After a two-week trial, a federal jury has found that police did not violate protestors’ constitutional rights when enforcing a ban on backpacks during 12 days of protests at the Port of Tacoma in 2007.
The six man, six woman jury only needed to deliberate for a few hours before issuing its ruling on Jan. 23.
Six participants in antiwar protests at the port had filed the civil lawsuit, which began being heard in US District Court in Tacoma Jan. 7. The protestors were suing police officials who had instituted and enforced the ban.
In their lawsuit, the plaintiffs had alleged their rights were violated via a policy banning protesters from bringing bags or backpacks into certain port areas. ACLU of Washington, which provided legal counsel to the plaintiffs, maintained the ban was meant to limit the protestors’ access to food, water and medications, but law enforcement successfully argued that the ban was a security measure aimed at curtailing the smuggling of weapons or other contraband into the port area.
The protests took place in March 2007, with the protestors opposing the US Army shipping of military vehicles to Iraq through the Port of Tacoma for the fourth Stryker Brigade. More than 30 people were arrested over the course of the 12 days, including protesters who defied the backpack ban.
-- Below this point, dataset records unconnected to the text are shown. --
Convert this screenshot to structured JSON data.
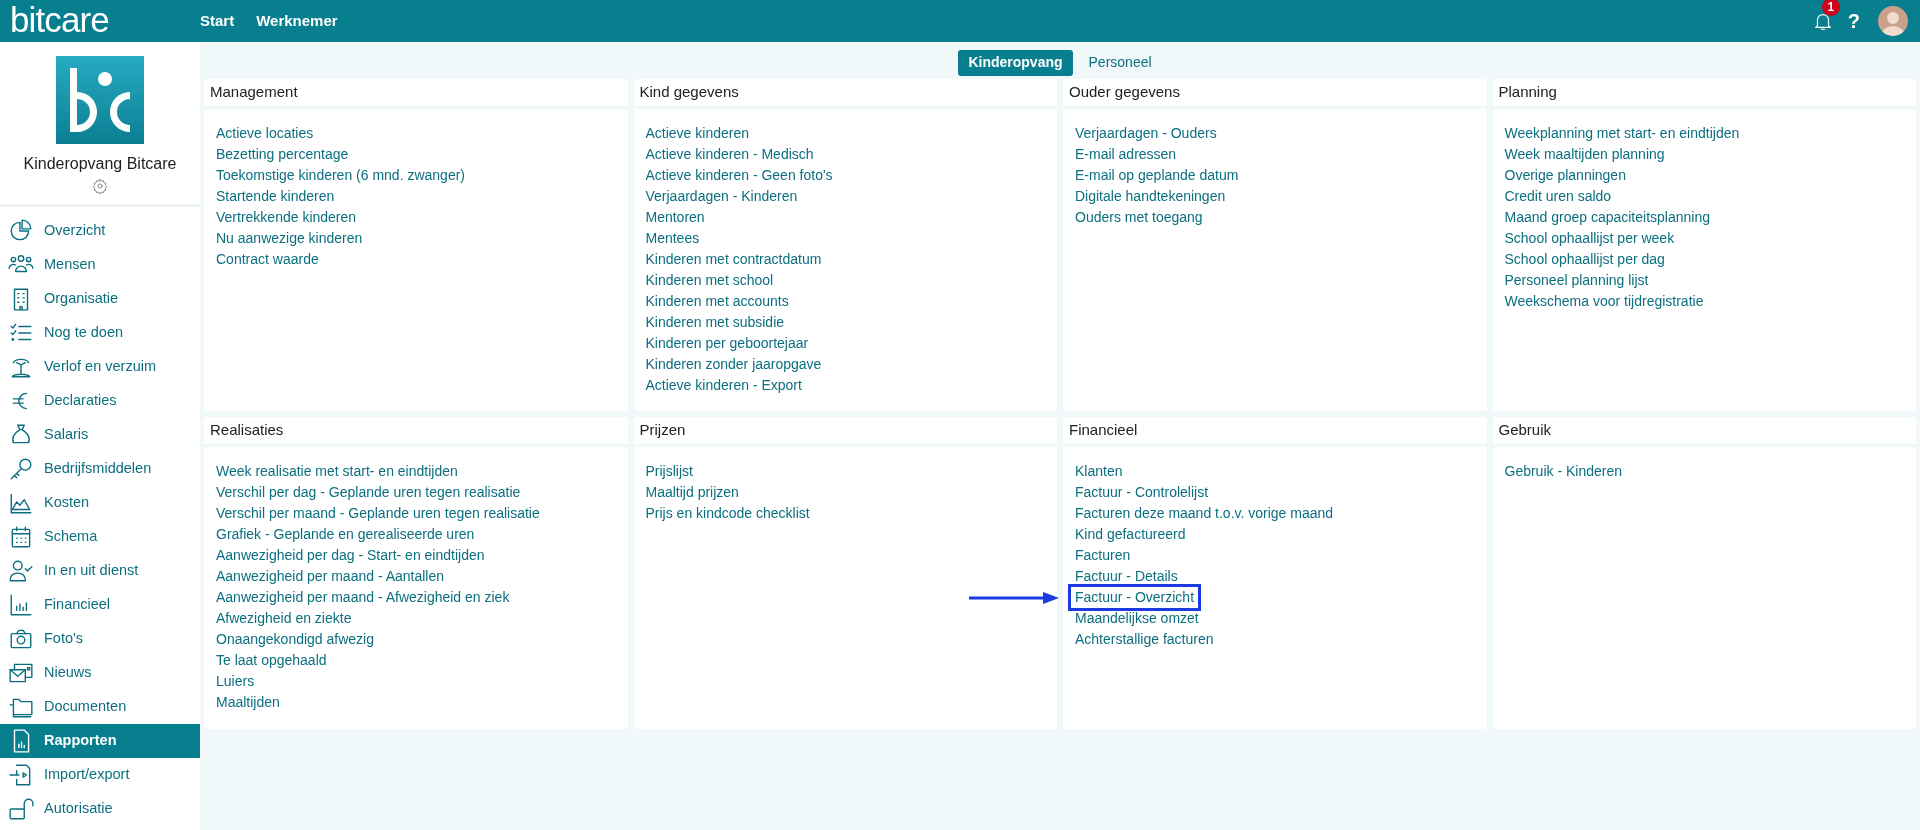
{
  "topbar": {
    "logo": "bitcare",
    "nav": [
      "Start",
      "Werknemer"
    ],
    "notification_count": "1",
    "help": "?"
  },
  "sidebar": {
    "organization": "Kinderopvang Bitcare",
    "items": [
      {
        "label": "Overzicht",
        "selected": false
      },
      {
        "label": "Mensen",
        "selected": false
      },
      {
        "label": "Organisatie",
        "selected": false
      },
      {
        "label": "Nog te doen",
        "selected": false
      },
      {
        "label": "Verlof en verzuim",
        "selected": false
      },
      {
        "label": "Declaraties",
        "selected": false
      },
      {
        "label": "Salaris",
        "selected": false
      },
      {
        "label": "Bedrijfsmiddelen",
        "selected": false
      },
      {
        "label": "Kosten",
        "selected": false
      },
      {
        "label": "Schema",
        "selected": false
      },
      {
        "label": "In en uit dienst",
        "selected": false
      },
      {
        "label": "Financieel",
        "selected": false
      },
      {
        "label": "Foto's",
        "selected": false
      },
      {
        "label": "Nieuws",
        "selected": false
      },
      {
        "label": "Documenten",
        "selected": false
      },
      {
        "label": "Rapporten",
        "selected": true
      },
      {
        "label": "Import/export",
        "selected": false
      },
      {
        "label": "Autorisatie",
        "selected": false
      }
    ]
  },
  "tabs": [
    {
      "label": "Kinderopvang",
      "selected": true
    },
    {
      "label": "Personeel",
      "selected": false
    }
  ],
  "cards": [
    {
      "title": "Management",
      "links": [
        {
          "label": "Actieve locaties",
          "highlighted": false
        },
        {
          "label": "Bezetting percentage",
          "highlighted": false
        },
        {
          "label": "Toekomstige kinderen (6 mnd. zwanger)",
          "highlighted": false
        },
        {
          "label": "Startende kinderen",
          "highlighted": false
        },
        {
          "label": "Vertrekkende kinderen",
          "highlighted": false
        },
        {
          "label": "Nu aanwezige kinderen",
          "highlighted": false
        },
        {
          "label": "Contract waarde",
          "highlighted": false
        }
      ]
    },
    {
      "title": "Kind gegevens",
      "links": [
        {
          "label": "Actieve kinderen",
          "highlighted": false
        },
        {
          "label": "Actieve kinderen - Medisch",
          "highlighted": false
        },
        {
          "label": "Actieve kinderen - Geen foto's",
          "highlighted": false
        },
        {
          "label": "Verjaardagen - Kinderen",
          "highlighted": false
        },
        {
          "label": "Mentoren",
          "highlighted": false
        },
        {
          "label": "Mentees",
          "highlighted": false
        },
        {
          "label": "Kinderen met contractdatum",
          "highlighted": false
        },
        {
          "label": "Kinderen met school",
          "highlighted": false
        },
        {
          "label": "Kinderen met accounts",
          "highlighted": false
        },
        {
          "label": "Kinderen met subsidie",
          "highlighted": false
        },
        {
          "label": "Kinderen per geboortejaar",
          "highlighted": false
        },
        {
          "label": "Kinderen zonder jaaropgave",
          "highlighted": false
        },
        {
          "label": "Actieve kinderen - Export",
          "highlighted": false
        }
      ]
    },
    {
      "title": "Ouder gegevens",
      "links": [
        {
          "label": "Verjaardagen - Ouders",
          "highlighted": false
        },
        {
          "label": "E-mail adressen",
          "highlighted": false
        },
        {
          "label": "E-mail op geplande datum",
          "highlighted": false
        },
        {
          "label": "Digitale handtekeningen",
          "highlighted": false
        },
        {
          "label": "Ouders met toegang",
          "highlighted": false
        }
      ]
    },
    {
      "title": "Planning",
      "links": [
        {
          "label": "Weekplanning met start- en eindtijden",
          "highlighted": false
        },
        {
          "label": "Week maaltijden planning",
          "highlighted": false
        },
        {
          "label": "Overige planningen",
          "highlighted": false
        },
        {
          "label": "Credit uren saldo",
          "highlighted": false
        },
        {
          "label": "Maand groep capaciteitsplanning",
          "highlighted": false
        },
        {
          "label": "School ophaallijst per week",
          "highlighted": false
        },
        {
          "label": "School ophaallijst per dag",
          "highlighted": false
        },
        {
          "label": "Personeel planning lijst",
          "highlighted": false
        },
        {
          "label": "Weekschema voor tijdregistratie",
          "highlighted": false
        }
      ]
    },
    {
      "title": "Realisaties",
      "links": [
        {
          "label": "Week realisatie met start- en eindtijden",
          "highlighted": false
        },
        {
          "label": "Verschil per dag - Geplande uren tegen realisatie",
          "highlighted": false
        },
        {
          "label": "Verschil per maand - Geplande uren tegen realisatie",
          "highlighted": false
        },
        {
          "label": "Grafiek - Geplande en gerealiseerde uren",
          "highlighted": false
        },
        {
          "label": "Aanwezigheid per dag - Start- en eindtijden",
          "highlighted": false
        },
        {
          "label": "Aanwezigheid per maand - Aantallen",
          "highlighted": false
        },
        {
          "label": "Aanwezigheid per maand - Afwezigheid en ziek",
          "highlighted": false
        },
        {
          "label": "Afwezigheid en ziekte",
          "highlighted": false
        },
        {
          "label": "Onaangekondigd afwezig",
          "highlighted": false
        },
        {
          "label": "Te laat opgehaald",
          "highlighted": false
        },
        {
          "label": "Luiers",
          "highlighted": false
        },
        {
          "label": "Maaltijden",
          "highlighted": false
        }
      ]
    },
    {
      "title": "Prijzen",
      "links": [
        {
          "label": "Prijslijst",
          "highlighted": false
        },
        {
          "label": "Maaltijd prijzen",
          "highlighted": false
        },
        {
          "label": "Prijs en kindcode checklist",
          "highlighted": false
        }
      ]
    },
    {
      "title": "Financieel",
      "links": [
        {
          "label": "Klanten",
          "highlighted": false
        },
        {
          "label": "Factuur - Controlelijst",
          "highlighted": false
        },
        {
          "label": "Facturen deze maand t.o.v. vorige maand",
          "highlighted": false
        },
        {
          "label": "Kind gefactureerd",
          "highlighted": false
        },
        {
          "label": "Facturen",
          "highlighted": false
        },
        {
          "label": "Factuur - Details",
          "highlighted": false
        },
        {
          "label": "Factuur - Overzicht",
          "highlighted": true
        },
        {
          "label": "Maandelijkse omzet",
          "highlighted": false
        },
        {
          "label": "Achterstallige facturen",
          "highlighted": false
        }
      ]
    },
    {
      "title": "Gebruik",
      "links": [
        {
          "label": "Gebruik - Kinderen",
          "highlighted": false
        }
      ]
    }
  ]
}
The plaintiffs and ACLU are still considering whether to appeal the jury’s decision, according to ACLU spokesman Doug Honig.